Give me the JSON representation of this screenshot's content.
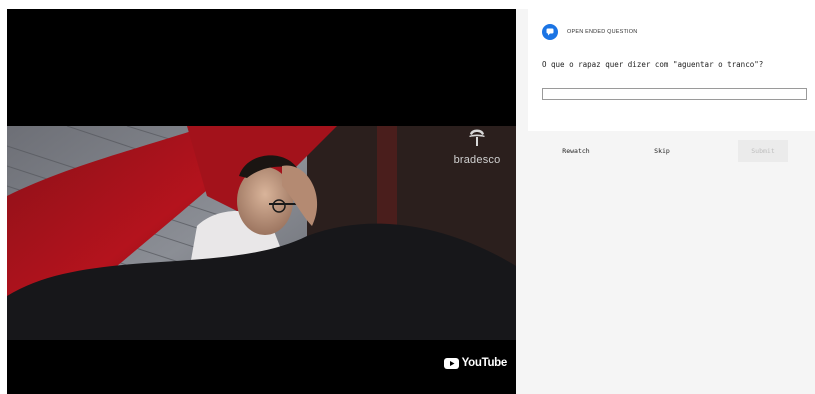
{
  "video": {
    "brand_text": "bradesco",
    "platform_text": "YouTube"
  },
  "question": {
    "type_label": "OPEN ENDED QUESTION",
    "text": "O que o rapaz quer dizer com \"aguentar o tranco\"?",
    "answer_value": "",
    "icon": "chat-bubble-icon"
  },
  "actions": {
    "rewatch_label": "Rewatch",
    "skip_label": "Skip",
    "submit_label": "Submit"
  },
  "colors": {
    "accent": "#1b74e4",
    "panel_bg": "#f5f5f5",
    "video_bg": "#000000"
  }
}
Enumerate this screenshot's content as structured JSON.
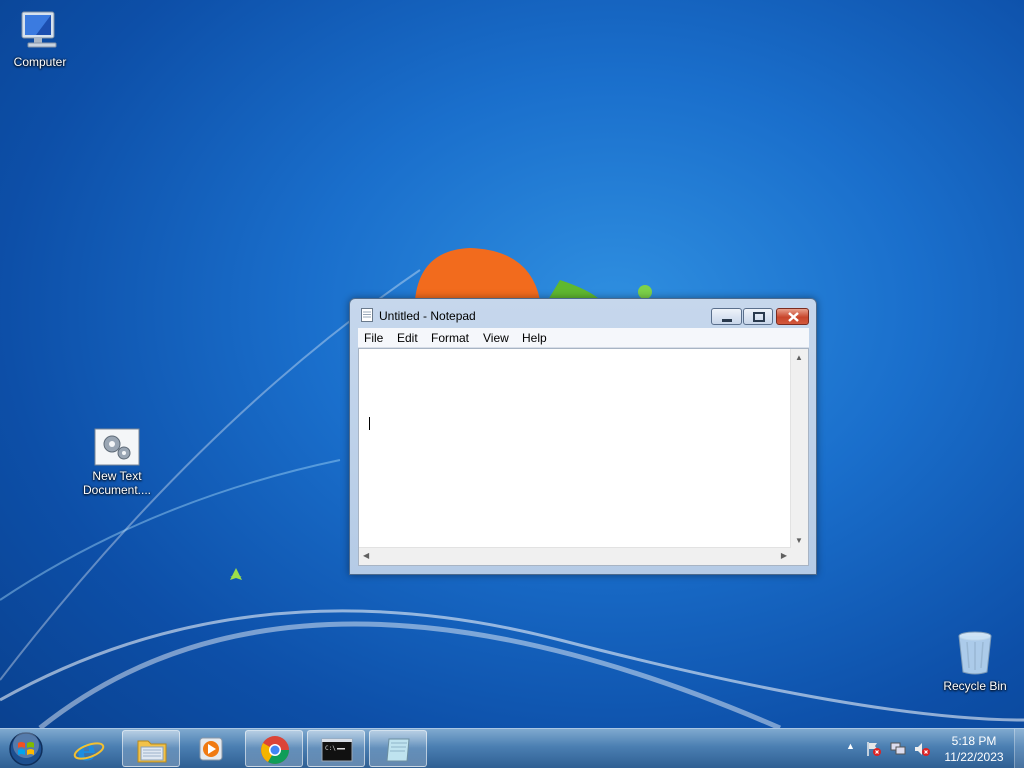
{
  "desktop": {
    "icons": [
      {
        "label": "Computer"
      },
      {
        "label": "New Text Document...."
      },
      {
        "label": "Recycle Bin"
      }
    ]
  },
  "notepad": {
    "title": "Untitled - Notepad",
    "menu": [
      "File",
      "Edit",
      "Format",
      "View",
      "Help"
    ],
    "content": ""
  },
  "taskbar": {
    "pinned": [
      "start-button",
      "internet-explorer",
      "windows-explorer",
      "media-player",
      "chrome",
      "command-prompt",
      "notepad"
    ],
    "active": "notepad",
    "clock": {
      "time": "5:18 PM",
      "date": "11/22/2023"
    }
  },
  "colors": {
    "accent": "#1a6fcc",
    "close": "#c8462c"
  }
}
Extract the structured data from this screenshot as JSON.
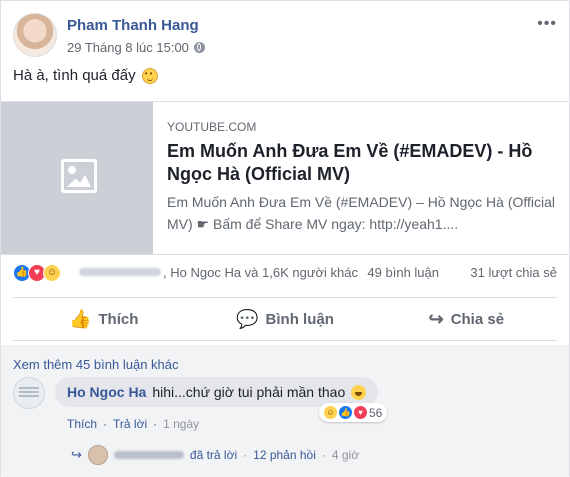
{
  "post": {
    "author": "Pham Thanh Hang",
    "timestamp": "29 Tháng 8 lúc 15:00",
    "privacy_icon": "globe-icon",
    "menu_icon": "more-icon",
    "status": "Hà à, tình quá đấy",
    "emoji": "smile-icon"
  },
  "link_card": {
    "domain": "YOUTUBE.COM",
    "title": "Em Muốn Anh Đưa Em Về (#EMADEV) - Hồ Ngọc Hà (Official MV)",
    "description": "Em Muốn Anh Đưa Em Về (#EMADEV) – Hồ Ngọc Hà (Official MV) ☛ Bấm để Share MV ngay: http://yeah1...."
  },
  "stats": {
    "separator": ",",
    "likers": "Ho Ngoc Ha và 1,6K người khác",
    "comments": "49 bình luận",
    "shares": "31 lượt chia sẻ"
  },
  "actions": {
    "like": "Thích",
    "comment": "Bình luận",
    "share": "Chia sẻ"
  },
  "comments": {
    "view_more": "Xem thêm 45 bình luận khác",
    "commenter": "Ho Ngoc Ha",
    "text": "hihi...chứ giờ tui phải mần thao",
    "reaction_count": "56",
    "like_action": "Thích",
    "reply_action": "Trả lời",
    "dot": "·",
    "time": "1 ngày",
    "reply_summary": "đã trả lời",
    "reply_count": "12 phản hồi",
    "reply_time": "4 giờ"
  }
}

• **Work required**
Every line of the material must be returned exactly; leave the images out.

• **Solved exercise**
Give me the JSON representation of this screenshot's content.
{
  "video": {
    "brand_text": "bradesco",
    "platform_text": "YouTube"
  },
  "question": {
    "type_label": "OPEN ENDED QUESTION",
    "text": "O que o rapaz quer dizer com \"aguentar o tranco\"?",
    "answer_value": "",
    "icon": "chat-bubble-icon"
  },
  "actions": {
    "rewatch_label": "Rewatch",
    "skip_label": "Skip",
    "submit_label": "Submit"
  },
  "colors": {
    "accent": "#1b74e4",
    "panel_bg": "#f5f5f5",
    "video_bg": "#000000"
  }
}
Enumerate this screenshot's content as structured JSON.
{
  "desktop": {
    "icons": [
      {
        "label": "Computer"
      },
      {
        "label": "New Text Document...."
      },
      {
        "label": "Recycle Bin"
      }
    ]
  },
  "notepad": {
    "title": "Untitled - Notepad",
    "menu": [
      "File",
      "Edit",
      "Format",
      "View",
      "Help"
    ],
    "content": ""
  },
  "taskbar": {
    "pinned": [
      "start-button",
      "internet-explorer",
      "windows-explorer",
      "media-player",
      "chrome",
      "command-prompt",
      "notepad"
    ],
    "active": "notepad",
    "clock": {
      "time": "5:18 PM",
      "date": "11/22/2023"
    }
  },
  "colors": {
    "accent": "#1a6fcc",
    "close": "#c8462c"
  }
}
Extract the structured data from this screenshot as JSON.
{
  "post": {
    "author": "Pham Thanh Hang",
    "timestamp": "29 Tháng 8 lúc 15:00",
    "privacy_icon": "globe-icon",
    "menu_icon": "more-icon",
    "status": "Hà à, tình quá đấy",
    "emoji": "smile-icon"
  },
  "link_card": {
    "domain": "YOUTUBE.COM",
    "title": "Em Muốn Anh Đưa Em Về (#EMADEV) - Hồ Ngọc Hà (Official MV)",
    "description": "Em Muốn Anh Đưa Em Về (#EMADEV) – Hồ Ngọc Hà (Official MV) ☛ Bấm để Share MV ngay: http://yeah1...."
  },
  "stats": {
    "separator": ",",
    "likers": "Ho Ngoc Ha và 1,6K người khác",
    "comments": "49 bình luận",
    "shares": "31 lượt chia sẻ"
  },
  "actions": {
    "like": "Thích",
    "comment": "Bình luận",
    "share": "Chia sẻ"
  },
  "comments": {
    "view_more": "Xem thêm 45 bình luận khác",
    "commenter": "Ho Ngoc Ha",
    "text": "hihi...chứ giờ tui phải mần thao",
    "reaction_count": "56",
    "like_action": "Thích",
    "reply_action": "Trả lời",
    "dot": "·",
    "time": "1 ngày",
    "reply_summary": "đã trả lời",
    "reply_count": "12 phản hồi",
    "reply_time": "4 giờ"
  }
}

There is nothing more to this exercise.